### What the task requires
Identify each line in the records below that contains the word "Reload", and copy it.

[App and web page records]
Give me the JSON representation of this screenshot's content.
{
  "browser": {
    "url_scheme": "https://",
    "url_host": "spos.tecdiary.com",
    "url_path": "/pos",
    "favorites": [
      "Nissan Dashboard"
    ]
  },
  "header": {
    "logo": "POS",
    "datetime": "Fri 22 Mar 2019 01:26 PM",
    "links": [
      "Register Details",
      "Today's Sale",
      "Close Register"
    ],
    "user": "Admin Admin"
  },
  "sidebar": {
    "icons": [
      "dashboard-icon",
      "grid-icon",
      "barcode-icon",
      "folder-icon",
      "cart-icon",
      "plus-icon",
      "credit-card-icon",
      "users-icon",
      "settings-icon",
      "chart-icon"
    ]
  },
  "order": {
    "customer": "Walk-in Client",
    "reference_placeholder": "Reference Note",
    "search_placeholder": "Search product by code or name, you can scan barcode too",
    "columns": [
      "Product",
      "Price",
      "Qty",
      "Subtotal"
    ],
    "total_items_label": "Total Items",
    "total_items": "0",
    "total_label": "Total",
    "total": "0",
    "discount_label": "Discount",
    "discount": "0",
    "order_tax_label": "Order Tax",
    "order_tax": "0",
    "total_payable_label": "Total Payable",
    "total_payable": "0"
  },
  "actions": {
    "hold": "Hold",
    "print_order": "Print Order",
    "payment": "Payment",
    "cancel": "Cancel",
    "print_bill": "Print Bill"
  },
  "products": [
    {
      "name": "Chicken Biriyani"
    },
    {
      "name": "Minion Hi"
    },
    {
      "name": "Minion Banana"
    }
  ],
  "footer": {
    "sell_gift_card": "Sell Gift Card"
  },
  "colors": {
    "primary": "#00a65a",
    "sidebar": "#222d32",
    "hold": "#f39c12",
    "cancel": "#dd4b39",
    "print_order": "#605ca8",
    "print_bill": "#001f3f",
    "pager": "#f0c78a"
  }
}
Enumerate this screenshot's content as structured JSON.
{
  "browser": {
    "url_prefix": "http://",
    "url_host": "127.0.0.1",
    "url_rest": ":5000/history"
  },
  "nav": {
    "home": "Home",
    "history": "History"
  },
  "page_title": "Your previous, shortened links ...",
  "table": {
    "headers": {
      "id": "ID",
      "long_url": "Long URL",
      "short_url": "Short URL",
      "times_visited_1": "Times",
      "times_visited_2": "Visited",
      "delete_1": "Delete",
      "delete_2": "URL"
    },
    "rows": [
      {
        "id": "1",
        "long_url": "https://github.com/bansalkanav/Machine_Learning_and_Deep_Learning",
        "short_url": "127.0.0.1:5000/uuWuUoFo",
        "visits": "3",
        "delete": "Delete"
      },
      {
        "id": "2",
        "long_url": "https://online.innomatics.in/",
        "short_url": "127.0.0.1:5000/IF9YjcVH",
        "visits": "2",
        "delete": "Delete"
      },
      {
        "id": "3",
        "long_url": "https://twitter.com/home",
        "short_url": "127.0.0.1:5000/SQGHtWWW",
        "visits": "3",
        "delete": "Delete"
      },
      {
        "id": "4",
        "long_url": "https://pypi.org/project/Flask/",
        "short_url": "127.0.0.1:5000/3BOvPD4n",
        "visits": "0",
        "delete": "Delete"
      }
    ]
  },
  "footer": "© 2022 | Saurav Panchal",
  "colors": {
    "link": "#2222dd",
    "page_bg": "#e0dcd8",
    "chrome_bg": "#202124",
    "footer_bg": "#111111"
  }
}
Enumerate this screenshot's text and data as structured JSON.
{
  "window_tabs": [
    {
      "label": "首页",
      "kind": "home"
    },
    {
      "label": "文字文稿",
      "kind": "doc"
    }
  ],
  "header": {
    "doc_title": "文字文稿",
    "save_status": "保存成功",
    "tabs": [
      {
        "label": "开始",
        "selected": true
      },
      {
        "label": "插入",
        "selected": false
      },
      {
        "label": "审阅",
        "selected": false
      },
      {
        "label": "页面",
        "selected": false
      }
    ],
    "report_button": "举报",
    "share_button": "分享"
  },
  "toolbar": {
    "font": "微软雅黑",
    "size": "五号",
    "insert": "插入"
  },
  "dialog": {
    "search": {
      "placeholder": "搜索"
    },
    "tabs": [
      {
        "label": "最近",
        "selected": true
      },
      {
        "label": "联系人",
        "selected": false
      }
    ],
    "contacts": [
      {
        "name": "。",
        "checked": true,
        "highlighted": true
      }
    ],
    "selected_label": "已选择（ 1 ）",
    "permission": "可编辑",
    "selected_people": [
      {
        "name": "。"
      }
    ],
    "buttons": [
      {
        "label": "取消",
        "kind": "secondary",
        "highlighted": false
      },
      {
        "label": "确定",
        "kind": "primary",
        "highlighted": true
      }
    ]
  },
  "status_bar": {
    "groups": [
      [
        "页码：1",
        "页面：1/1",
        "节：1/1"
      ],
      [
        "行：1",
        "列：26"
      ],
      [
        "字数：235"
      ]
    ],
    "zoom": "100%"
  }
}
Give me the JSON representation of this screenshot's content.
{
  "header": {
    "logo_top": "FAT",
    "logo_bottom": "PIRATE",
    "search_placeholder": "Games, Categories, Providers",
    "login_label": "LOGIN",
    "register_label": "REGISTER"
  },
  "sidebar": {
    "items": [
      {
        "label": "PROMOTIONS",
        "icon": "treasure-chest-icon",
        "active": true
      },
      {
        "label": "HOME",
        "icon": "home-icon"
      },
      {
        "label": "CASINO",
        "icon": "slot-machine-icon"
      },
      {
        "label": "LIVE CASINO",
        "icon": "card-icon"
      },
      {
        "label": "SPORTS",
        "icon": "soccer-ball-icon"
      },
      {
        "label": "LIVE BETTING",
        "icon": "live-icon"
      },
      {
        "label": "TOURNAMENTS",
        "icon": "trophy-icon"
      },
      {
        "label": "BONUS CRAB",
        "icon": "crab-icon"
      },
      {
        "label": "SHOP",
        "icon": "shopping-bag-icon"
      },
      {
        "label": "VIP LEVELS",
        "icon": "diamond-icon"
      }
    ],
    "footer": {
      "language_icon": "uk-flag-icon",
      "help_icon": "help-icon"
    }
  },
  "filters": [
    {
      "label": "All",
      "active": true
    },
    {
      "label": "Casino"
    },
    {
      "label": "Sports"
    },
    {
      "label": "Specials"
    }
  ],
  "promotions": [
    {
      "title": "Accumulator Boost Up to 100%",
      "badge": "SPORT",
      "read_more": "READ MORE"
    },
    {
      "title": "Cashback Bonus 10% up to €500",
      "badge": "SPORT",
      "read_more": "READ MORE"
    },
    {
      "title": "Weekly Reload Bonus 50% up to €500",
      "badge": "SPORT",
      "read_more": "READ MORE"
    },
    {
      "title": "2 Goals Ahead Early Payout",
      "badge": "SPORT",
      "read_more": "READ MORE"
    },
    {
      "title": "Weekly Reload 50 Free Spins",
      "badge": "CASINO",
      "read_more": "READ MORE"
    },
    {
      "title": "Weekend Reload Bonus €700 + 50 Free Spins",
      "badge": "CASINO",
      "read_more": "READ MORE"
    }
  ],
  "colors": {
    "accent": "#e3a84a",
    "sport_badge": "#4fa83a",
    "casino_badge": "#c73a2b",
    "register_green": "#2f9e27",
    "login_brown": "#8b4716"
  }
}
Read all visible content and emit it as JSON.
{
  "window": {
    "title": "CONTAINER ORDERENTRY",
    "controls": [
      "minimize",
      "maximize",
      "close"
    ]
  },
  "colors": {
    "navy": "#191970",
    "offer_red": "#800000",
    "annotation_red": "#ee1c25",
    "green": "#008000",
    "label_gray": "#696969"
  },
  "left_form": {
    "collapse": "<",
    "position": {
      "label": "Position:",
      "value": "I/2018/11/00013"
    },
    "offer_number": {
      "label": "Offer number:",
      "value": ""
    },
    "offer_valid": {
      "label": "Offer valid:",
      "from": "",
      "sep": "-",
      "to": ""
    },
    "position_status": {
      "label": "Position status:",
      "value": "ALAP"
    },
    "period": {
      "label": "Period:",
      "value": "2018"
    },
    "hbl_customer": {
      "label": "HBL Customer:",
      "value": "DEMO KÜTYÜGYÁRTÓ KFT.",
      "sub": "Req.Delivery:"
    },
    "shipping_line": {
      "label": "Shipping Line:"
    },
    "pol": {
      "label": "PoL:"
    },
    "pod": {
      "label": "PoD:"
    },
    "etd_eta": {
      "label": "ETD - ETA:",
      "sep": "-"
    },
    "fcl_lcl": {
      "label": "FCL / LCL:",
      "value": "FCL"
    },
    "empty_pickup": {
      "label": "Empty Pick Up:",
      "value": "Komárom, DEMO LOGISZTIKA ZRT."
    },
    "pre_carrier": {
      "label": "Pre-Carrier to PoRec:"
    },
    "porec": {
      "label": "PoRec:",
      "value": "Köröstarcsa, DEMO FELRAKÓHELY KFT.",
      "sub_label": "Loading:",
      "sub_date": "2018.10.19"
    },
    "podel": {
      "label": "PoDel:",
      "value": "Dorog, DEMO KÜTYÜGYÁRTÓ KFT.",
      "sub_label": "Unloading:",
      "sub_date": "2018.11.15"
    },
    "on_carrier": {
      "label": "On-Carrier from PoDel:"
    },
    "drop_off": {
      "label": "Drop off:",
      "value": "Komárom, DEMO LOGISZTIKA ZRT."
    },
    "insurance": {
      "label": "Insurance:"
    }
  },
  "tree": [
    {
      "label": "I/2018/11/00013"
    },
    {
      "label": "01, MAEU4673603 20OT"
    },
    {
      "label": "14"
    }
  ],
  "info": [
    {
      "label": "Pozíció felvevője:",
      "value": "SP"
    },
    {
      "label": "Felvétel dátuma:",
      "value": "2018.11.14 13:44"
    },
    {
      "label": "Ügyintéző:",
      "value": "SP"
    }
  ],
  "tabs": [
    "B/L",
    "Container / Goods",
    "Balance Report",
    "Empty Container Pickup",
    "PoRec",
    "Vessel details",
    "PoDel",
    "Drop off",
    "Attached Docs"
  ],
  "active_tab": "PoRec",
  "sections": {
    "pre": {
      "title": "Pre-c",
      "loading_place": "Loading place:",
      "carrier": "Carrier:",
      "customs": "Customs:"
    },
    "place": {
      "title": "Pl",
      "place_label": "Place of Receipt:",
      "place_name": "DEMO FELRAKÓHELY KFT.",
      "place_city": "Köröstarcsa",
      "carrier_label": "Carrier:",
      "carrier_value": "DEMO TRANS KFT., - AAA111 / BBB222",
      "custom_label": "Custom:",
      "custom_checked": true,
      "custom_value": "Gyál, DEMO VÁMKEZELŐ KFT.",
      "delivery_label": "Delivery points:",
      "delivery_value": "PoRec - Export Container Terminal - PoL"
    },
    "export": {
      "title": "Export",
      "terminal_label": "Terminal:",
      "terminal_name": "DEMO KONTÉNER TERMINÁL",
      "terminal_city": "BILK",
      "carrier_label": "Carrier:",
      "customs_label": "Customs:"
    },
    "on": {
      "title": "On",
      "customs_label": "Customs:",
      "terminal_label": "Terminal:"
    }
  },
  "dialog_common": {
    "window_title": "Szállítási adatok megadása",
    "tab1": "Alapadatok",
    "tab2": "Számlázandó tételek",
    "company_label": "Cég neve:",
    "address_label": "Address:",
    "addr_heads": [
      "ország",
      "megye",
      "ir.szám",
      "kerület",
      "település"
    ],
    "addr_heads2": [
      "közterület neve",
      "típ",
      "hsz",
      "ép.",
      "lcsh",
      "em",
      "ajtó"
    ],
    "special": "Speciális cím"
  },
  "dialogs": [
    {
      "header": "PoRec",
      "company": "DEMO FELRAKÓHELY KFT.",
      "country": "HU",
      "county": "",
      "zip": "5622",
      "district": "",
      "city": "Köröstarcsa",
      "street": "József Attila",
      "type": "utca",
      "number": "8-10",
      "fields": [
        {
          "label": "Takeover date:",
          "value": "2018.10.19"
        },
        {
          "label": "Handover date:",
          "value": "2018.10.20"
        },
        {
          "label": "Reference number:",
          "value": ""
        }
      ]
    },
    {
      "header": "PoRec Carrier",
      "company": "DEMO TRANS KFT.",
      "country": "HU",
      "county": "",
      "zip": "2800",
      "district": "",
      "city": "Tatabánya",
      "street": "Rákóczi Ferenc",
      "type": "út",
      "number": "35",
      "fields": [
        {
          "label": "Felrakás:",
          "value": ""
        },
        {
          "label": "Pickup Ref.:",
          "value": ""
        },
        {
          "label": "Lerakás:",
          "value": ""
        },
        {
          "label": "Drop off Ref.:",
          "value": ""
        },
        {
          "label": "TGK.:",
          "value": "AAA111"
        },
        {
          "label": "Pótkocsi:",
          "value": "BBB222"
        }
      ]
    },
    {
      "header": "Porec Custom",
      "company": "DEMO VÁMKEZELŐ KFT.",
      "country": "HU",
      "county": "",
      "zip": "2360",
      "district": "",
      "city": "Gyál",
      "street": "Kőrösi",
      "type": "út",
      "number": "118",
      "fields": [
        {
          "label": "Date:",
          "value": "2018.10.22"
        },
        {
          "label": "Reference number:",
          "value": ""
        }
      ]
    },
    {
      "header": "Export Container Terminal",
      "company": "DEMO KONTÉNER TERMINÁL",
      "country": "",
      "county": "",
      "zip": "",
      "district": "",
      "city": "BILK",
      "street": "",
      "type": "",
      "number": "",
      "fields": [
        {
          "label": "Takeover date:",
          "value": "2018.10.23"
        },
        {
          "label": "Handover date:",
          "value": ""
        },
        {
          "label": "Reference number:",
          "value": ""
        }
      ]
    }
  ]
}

### Written solution
      "title": "Weekly Reload Bonus 50% up to €500",
      "title": "Weekly Reload 50 Free Spins",
      "title": "Weekend Reload Bonus €700 + 50 Free Spins",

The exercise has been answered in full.